The trio ethically source their cotton only from Egypt. Why Egyptian cotton? Often referred to as Egypt’s “white gold” this material boasts a luxurious softness that is unrivaled by other cotton harvested in other parts of the world. But this local industry has been under threat and slowly dying since most manufacturers prefer to buy cheaper cotton elsewhere. By only using cotton from this region, the company helps subsidize and keep these farms along the Nile River Delta working.

The company also helped build a school in Egypt to help alleviate the high illiteracy rate and continues to work on opening more schools, including helping fund the wide array of associated infrastructure — books, school supplies, teacher salaries, water, electricity and the maintenance of roads linking communities to these schools.

Long sleeve below the knee dress, $54, kotn.com

Baby doll dress, $48, kotn.com

2. RYU (Respect Your Universe)
This Vancouver-based brand got its start in the blood and gutsy world of mixed martial arts before it was acquired by Marcello Leone in 2014 and transformed into an urban athletic line.

The entrepreneur’s vision for the brand was a melding of fashion, fitness and function. While RYU apparel is first and foremost performance gear, some of the pieces are sophisticated and stylish enough to wear beyond the gym. A woman’s turtleneck in grey can be easily styled with a tailored trouser and become office-ready. A men’s workout pant offers comfort and looks dressy to be worn on an airplane when travelling with work colleagues.

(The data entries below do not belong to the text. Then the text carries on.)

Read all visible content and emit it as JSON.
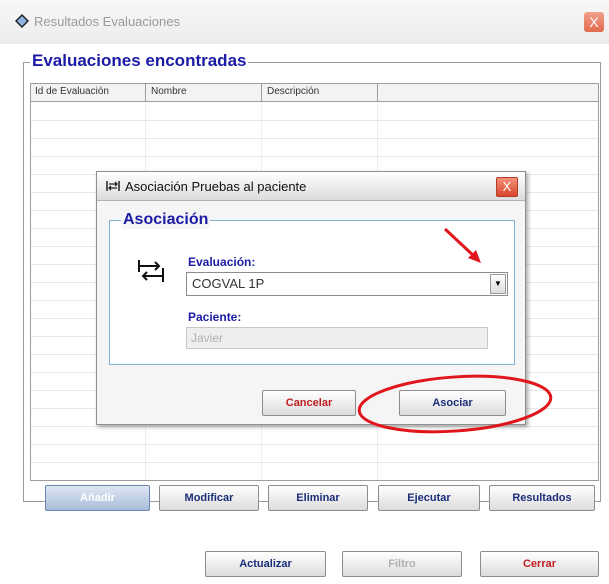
{
  "window": {
    "title": "Resultados Evaluaciones",
    "close_label": "X"
  },
  "group": {
    "legend": "Evaluaciones encontradas"
  },
  "grid": {
    "columns": [
      "Id de Evaluación",
      "Nombre",
      "Descripción"
    ]
  },
  "actions": {
    "add": "Añadir",
    "modify": "Modificar",
    "delete": "Eliminar",
    "execute": "Ejecutar",
    "results": "Resultados"
  },
  "footer": {
    "refresh": "Actualizar",
    "filter": "Filtro",
    "close": "Cerrar"
  },
  "dialog": {
    "title": "Asociación Pruebas al paciente",
    "close_label": "X",
    "group_legend": "Asociación",
    "evaluation_label": "Evaluación:",
    "evaluation_value": "COGVAL 1P",
    "patient_label": "Paciente:",
    "patient_value": "Javier",
    "cancel": "Cancelar",
    "associate": "Asociar"
  },
  "colors": {
    "accent_blue": "#1b1ba5",
    "cancel_red": "#c01e1e",
    "annotation_red": "#e0161c"
  },
  "icons": [
    "app-diamond-icon",
    "close-icon",
    "association-arrows-icon",
    "dropdown-arrow-icon"
  ]
}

It’s a brand that realizes you don’t necessarily need different basics for different parts of your life — they should work seamlessly throughout your day.

Grey pullover, $143, ryu.com

Men’s Everywhere trouser, $130, ryu.com

3. CORE Life
This fall, Hudson’s Bay launched this affordable lifestyle brand for women and men which offers a wide array of staples from outerwear to sleepwear along with footwear and accessories — all priced under $79.99.

Designed by an in-house team, the collection adheres to the belief that everyone needs bread-and-butter fashion items — the classic crewneck sweater, the perfect turtleneck — to help round out a wardrobe. Or simply for those days when you just feel like pulling on nothing more complicated than a cozy sweatshirt dress to run a few errands.

“The great thing about CORE Life is that it truly speaks to everyone. The pieces are accessible, easy to wear and ageless,” says Jessica Mulroney, Hudson’s Bay Fashion Specialist.

Mulroney — working mom, wife and BFF to Meghan Markle — believes that, ultimately, basics become workhorse pieces of a wardrobe.

“I’m so lucky that I get the opportunity to dress up on occasion because I do love fashion and trends. That said, most of my time outside of work is spent in basics at home or running around with the kids,” she says. “Life doesn’t work without these pieces in my wardrobe. It’s really a balance between basics and a four-inch stiletto every once in awhile.”

Perhaps basics never went away in the first place. Maybe they just got eclipsed by the more colourful characters in your wardrobe. But the time has come for basics to shine bright once more.

CORE Life Men’s classic puffer jacket, $69.99, thebay.com

                                    CORE Life bootie, $49.99, thebay.com


    CORE Life cotton sweatshirt dress, $39.99, thebay.com